  • Introduction to analyzing CAN traffic using Wireshark and cabana.
  • Find signals on CAN bus and create a DBC file.
  • Connect to a CAN bus using your computer, and perform an attack on the physical layer (DOS or MITM).
  • Reverse engineer a checksum algorithm and spoof a message.

Day 2 - Hardware and tool development

On the second day of the training, we will dive into the the actual hardware of a car and its ECUs. You’ll learn how to find the schematics of a certain car, and identify the best points to connect to the different networks. We will look at software provided to repair shops by the manufacturer. Different firmware update files and their protections will be discussed. We will also look at the inside of an ECU and ways to extract its firmware.

In the second part of the day, we will focus on writing scripts to find and interact with the different diagnostics protocols supported by the ECU. Software libraries to quickly build these tools are discussed. A software attack on an actual ECU will be performed to brute force the authentication and extract the firmware over CAN.


  • Where to find schematics and how to interpret them, look at available OEM software for repair shops.
  • Extract firmware from manufacturer update file.
  • Discuss different micro-controller architectures commonly used in ECUs.
  • PCB reverse engineering, extract firmware from ECU using debug probe.
  • Fault injection attacks against automotive micro-controllers.
  • Software libraries to write own scripts to interact with the CAN bus.


  • Perform a DOS attack on a real CAN bus.
  • Implement a scanner to identify available UDS endpoints.
  • Perform a brute force attack for the UDS Security Access endpoint.
  • Find and communicate possible CCP/XCP endpoints.
  • Choose your own adventure, extract firmware using a method of your choosing. Update file, CAN logs, JTAG/debug probe, UDS or CCP/XCP.

Day 3 - Reverse engineering and obtaining code execution

We will conclude the training by reverse engineering the firmware that was obtained on day 2. During the theory session, a quick introduction to Ghidra will be given. An ECU firmware file consists of up to millions of lines of code which would take a long time to fully reverse engineer. Tips and tricks will be taught to quickly identify parts of the firmware that are of interest. Then, we will modify the firmware, and flash it back to the ECU in order to obtain execution of our custom code.


  • Introduction to Ghidra.
  • Identify processor architecture and load firmware into Ghidra.
  • Apply memory map and find relevant base/register addresses.
  • Common patterns used in automotive firmware.
  • UDS update/flashing procedures.
  • Firmware integrity checks: checksums and secure boot.


  • Reverse engineer the security access algorithm.
  • Reverse engineer the flashing procedure.
  • Apply modifications to the firmware, ensure signature checks pass.
  • Write your own tool to flash the modified firmware onto the ECU.

Who Should attend? | Target Audience:

  • Security researchers interested in automotive
  • Engineers interested in developing aftermarket automotive products
  • Automotive engineers/suppliers
  • Hackers interested in learning more about their own car

What to bring? | Hardware:

  • Laptop with Wi-Fi and at least two USB-A port (or USB-C to USB-A adapter).
  • Laptop with Linux (Ubuntu 20.04 or newer), MacOS (Ventura) or Windows (10 or newer).
  • VirtualBox or VMWare to run provided virtual machine.

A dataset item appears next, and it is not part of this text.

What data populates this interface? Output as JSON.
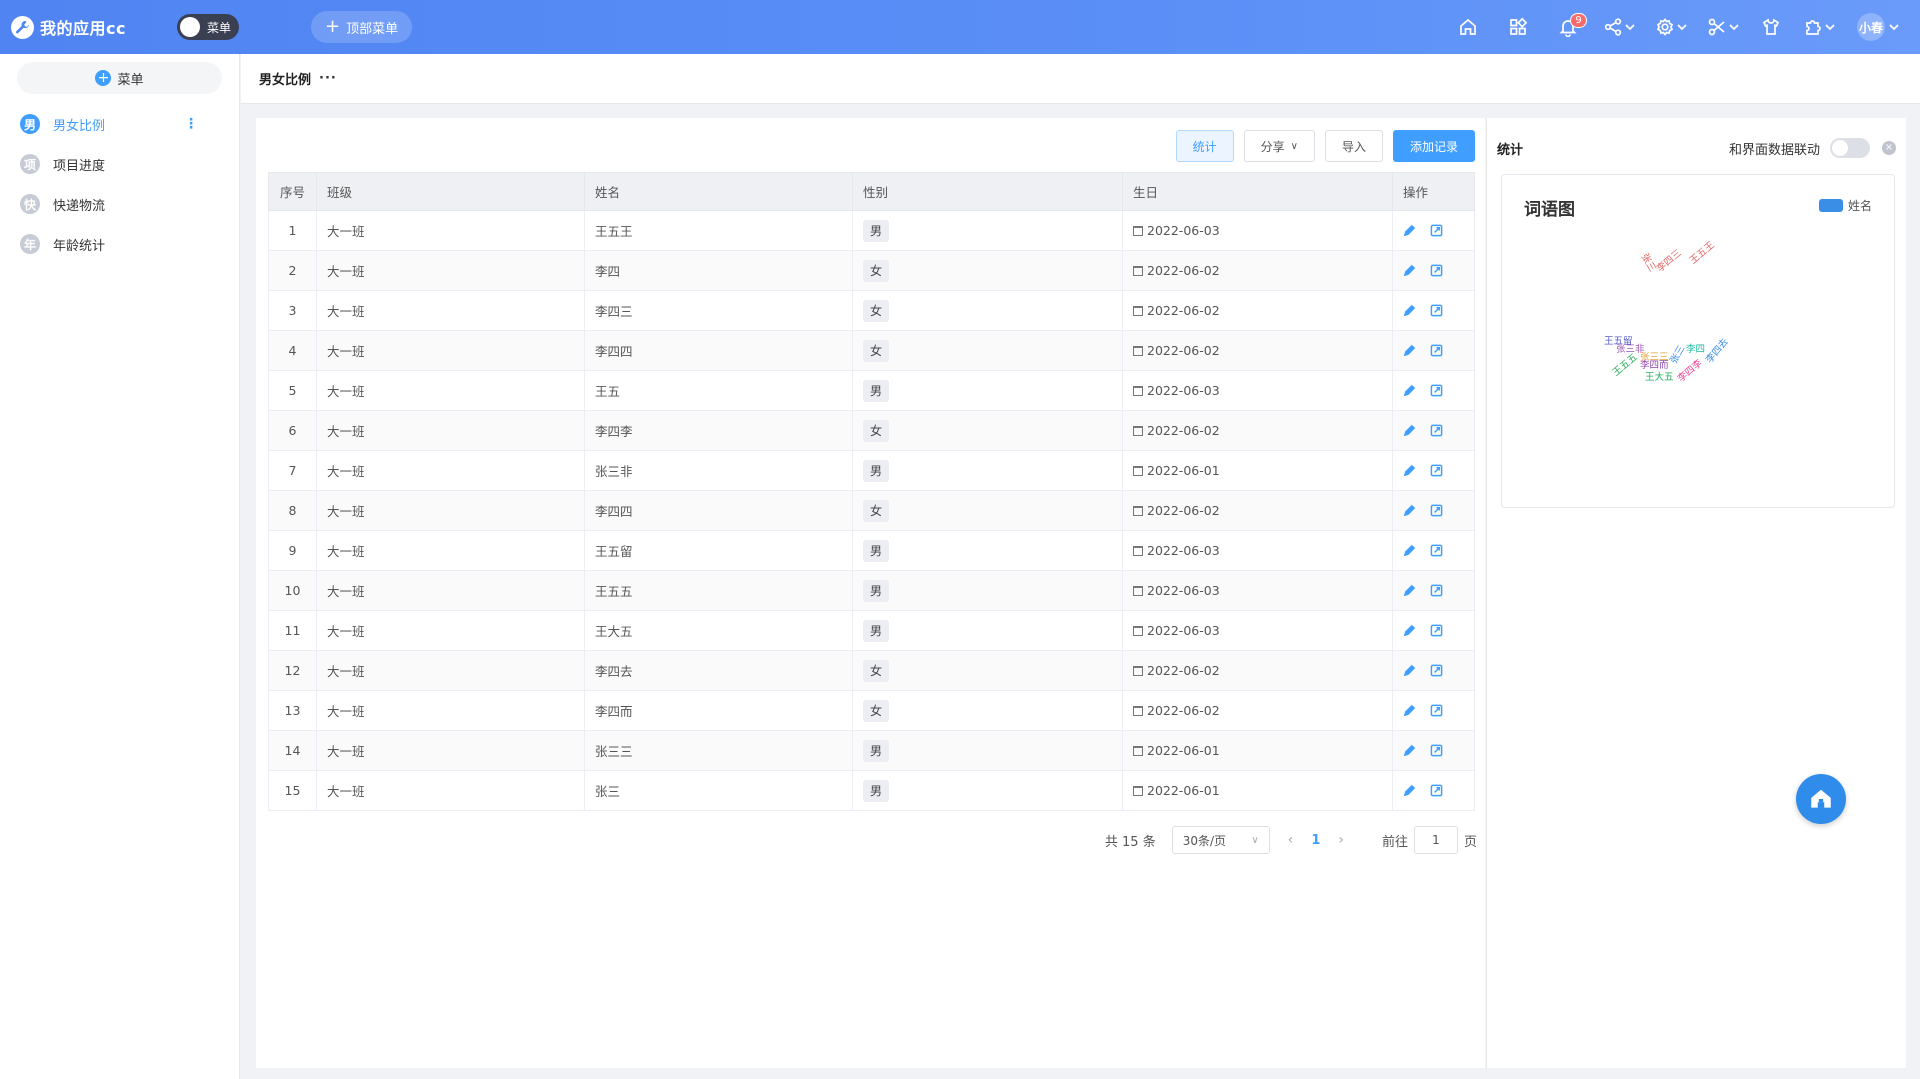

USB pass-through required.

What to bring? | Knowledge:

  • Basic programming knowledge (Python or Rust)
  • Experience with Linux
  • Basic reverse engineering knowledge preferred, but not mandatory

Resources provided at the training:

  • Each trainee will get a chance to work on multiple real ECUs.
  • A test bench simulating a complete vehicle’s network used to practice different diagnostics protocols.
  • A virtual machine with all the tools needed during the training.
  • A USB to CAN adapter which can be taken home after the training.
  • Handout/lecture slides, to be taken home.

About the trainer

Willem Melching ( is an independent security researcher. He has over 5 years of experience working on automotive security and reverse engineering. During his time at he worked on providing open source tools to help the community reverse and interact with a wide variety of cars. Check out his blog ( for recent work.